Defining the electorate as “Elected senators” would apply equally to unelected administrators and unelected faculty members. In recommending revisions to the standing rules providing members of the Council of Past Chairs (CPC) with “membership” in the Senate, CC&R concluded that absent an electoral mandate, former chairs should not have a vote. Under the revised rules passed by the Senate (Article III, Section 11) on September 12, 2017, the CPC members enjoy floor privileges, and, by special request of CC&R, the right to serve on committees. However, the restriction on voting rights is a function of the standing rules, rather than the Bylaws. Defining the electorate as “Elected senators” would establish this electoral principle in the bylaws.

Historically, the purpose of a University Faculty Senate, is to give the faculty, an independent voice on matters pertaining to both education policy, and, in an advisory capacity, university operations as a whole. Defining the leadership electorate as “Elected senators” is the least restrictive means to protect the integrity of the electoral process, guarantee the free flow of information in open debates, and assure that Senate leaders enjoy the popular support of its elected members.
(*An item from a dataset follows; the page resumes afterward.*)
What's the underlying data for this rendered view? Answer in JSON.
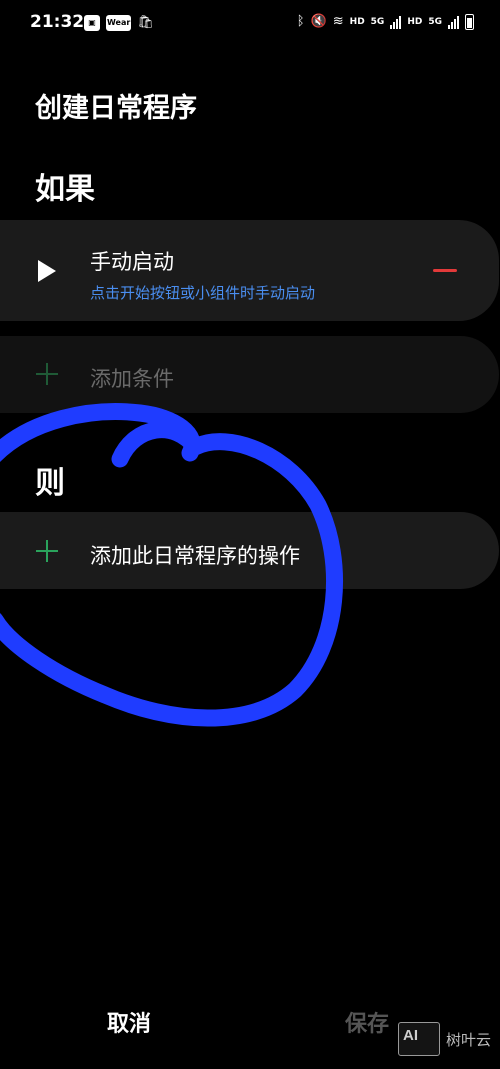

The change has the effect of eliminating inconsistencies in the application of Article I, Section 1, Article II, Section 2, and Article II, Section 5 of the University Faculty Senate Constitution.


That Article I, Section 1 of the Bylaws be and is hereby amended as follows:

Please note that the following contains bold text for additions and strikeouts indicating deleted text. Deleted text is notated with [Delete] [End Delete]. Added text is notated with [Add] [End Add].

(b) [Delete] The Senate [End Delete]  [Add] Elected senators [End Add] shall elect annually [Delete] from among its elected faculty members [End Delete] a Chair-Elect and a Secretary from among  [Add] faculty [End Add] members who are serving as elected faculty senators in the current Senate year. The Secretary shall be eligible for reelection, but shall serve no more than three consecutive one-year terms. The Chair-Elect, at the end of one year of service in that office, shall automatically succeed to the office of Chair. The Chair, at the end of one year of service in that office, shall automatically succeed to the office of Immediate Past Chair.


  • Jonathan Abel
  • Michael Bérubé
  • Victor Brunsden
  • Mark Casteel
  • Ann Clements
  • Amy Dietz
  • Beth King
  • Richard Robinett
  • James Strauss
  • Jane Sutton
  • Ann Taylor
  • Kent Vrana
  • Nicole Webster
  • Matthew Woessner